The Associated Press, CNN, The New York Times, Tribune Publishing, The Wall Street Journal, The Washington Post and two Florida newspapers, the Palm Beach Post and the St. Petersburg Times, hired the National Opinion Research Center, a non-profit survey research firm, to examine an estimated 180,000 ballots from across the state. These disputed ballots include those that were double-punched or didn’t register a vote for president during machine counts.
The research firm will not attempt to determine whether an uncounted ballot contains a vote, but will instead produce a database containing detailed descriptions of the ballots’ distinguishing marks.
Following the coutn, the news organizations say they will release the data to the public and produce their own stories based on the information.
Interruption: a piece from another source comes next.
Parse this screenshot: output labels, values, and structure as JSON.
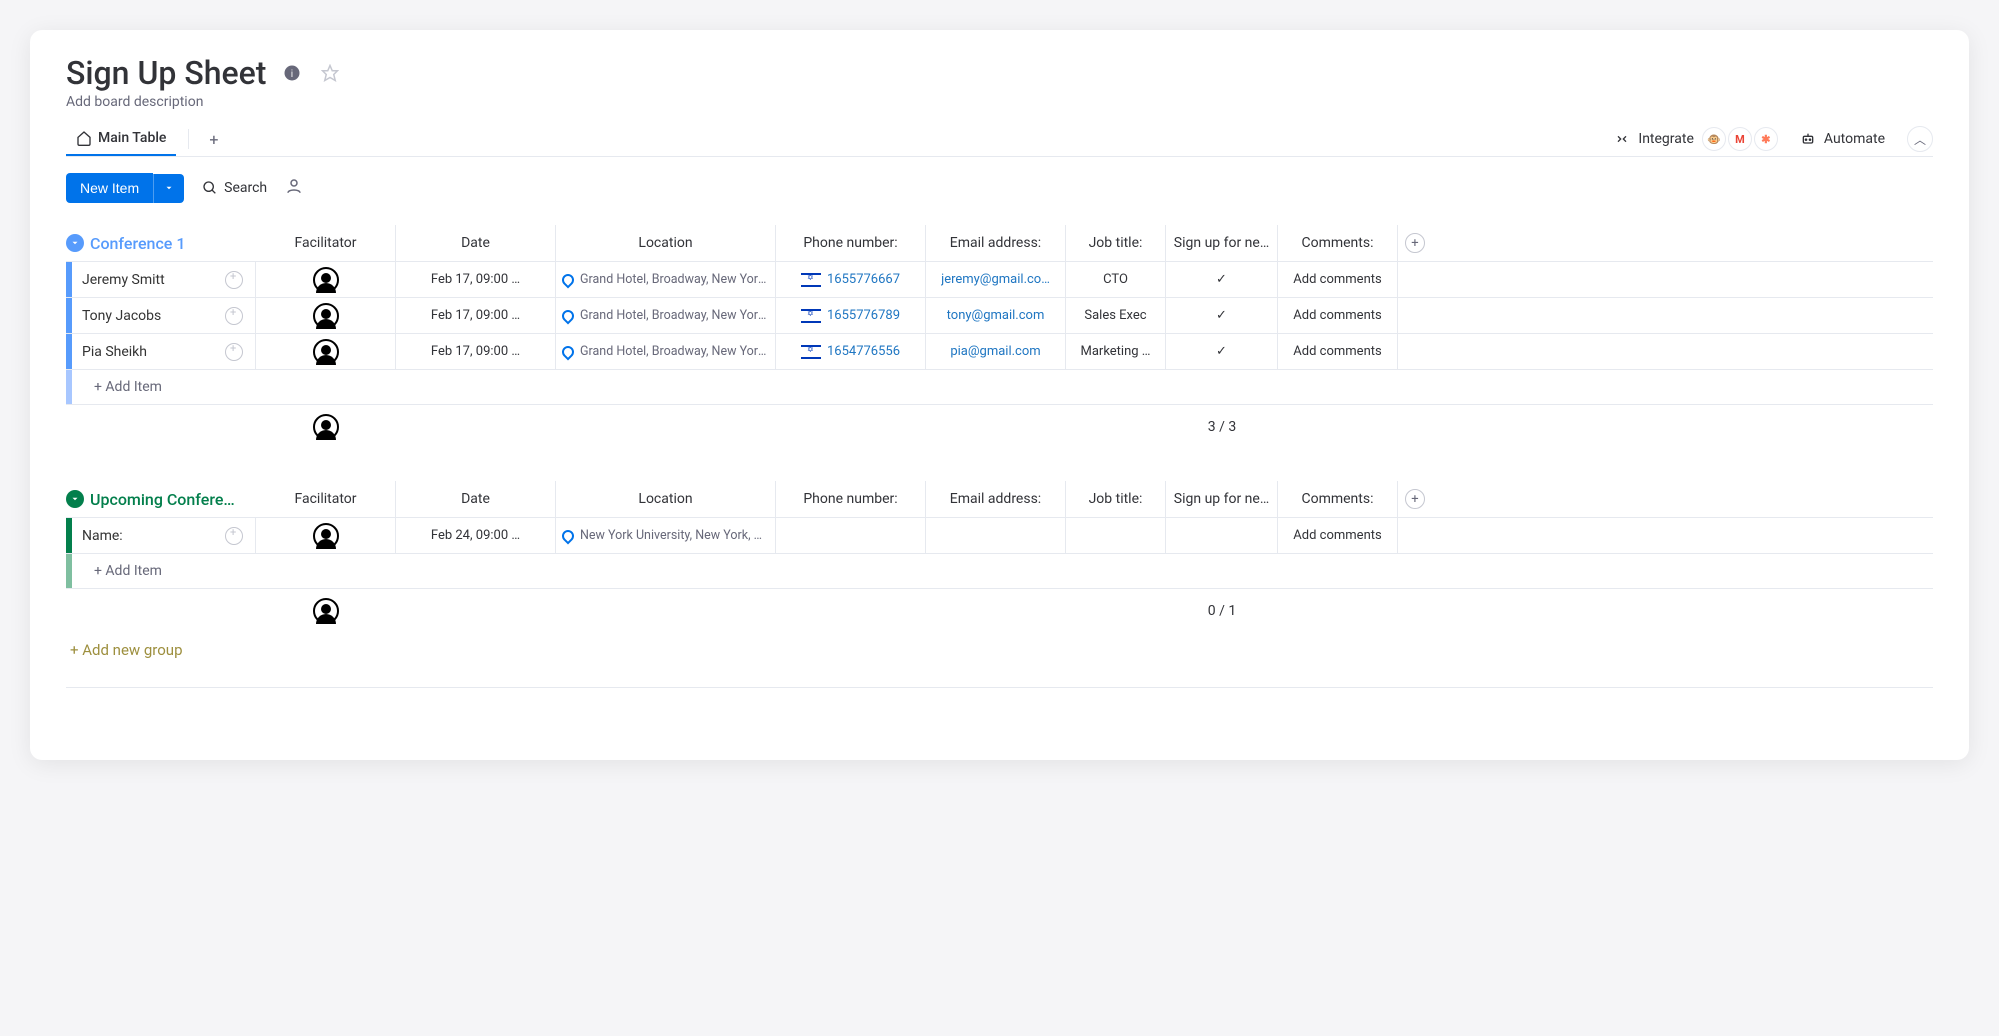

Journalists from the various media organizations footing the bill for the research will oversee the firm’s work. The price tag for the review is expected to total more than $500,000.
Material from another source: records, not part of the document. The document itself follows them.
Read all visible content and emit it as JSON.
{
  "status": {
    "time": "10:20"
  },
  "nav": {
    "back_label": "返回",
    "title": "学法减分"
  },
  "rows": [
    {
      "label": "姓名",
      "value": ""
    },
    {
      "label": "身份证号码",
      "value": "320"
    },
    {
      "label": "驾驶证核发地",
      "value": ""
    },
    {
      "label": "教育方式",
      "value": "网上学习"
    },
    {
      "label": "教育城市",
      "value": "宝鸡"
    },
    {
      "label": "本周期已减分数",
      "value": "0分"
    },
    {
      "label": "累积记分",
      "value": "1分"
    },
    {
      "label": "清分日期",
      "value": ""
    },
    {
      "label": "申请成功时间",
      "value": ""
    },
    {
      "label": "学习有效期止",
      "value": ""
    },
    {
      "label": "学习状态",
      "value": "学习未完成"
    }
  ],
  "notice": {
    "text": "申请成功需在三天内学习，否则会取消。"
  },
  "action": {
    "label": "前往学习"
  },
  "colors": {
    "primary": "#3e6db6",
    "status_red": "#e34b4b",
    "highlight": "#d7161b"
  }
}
The organizations involved in the effort say the results will be worth the cost.
“Because of the unique circumstances of the 2000 presidential election, [The Associated Press] believes that the most accurate possible inspection of the disputed Florida ballots is a highly worthwhile effort that will be of great interest to our members and the public,” said Jonathan Wolman, executive editor of the AP.
Meanwhile, The Miami Herald has its own separate counting effort underway. Working with an accounting firm, the newspaper is reviewing nearly 60,000 “undervotes.”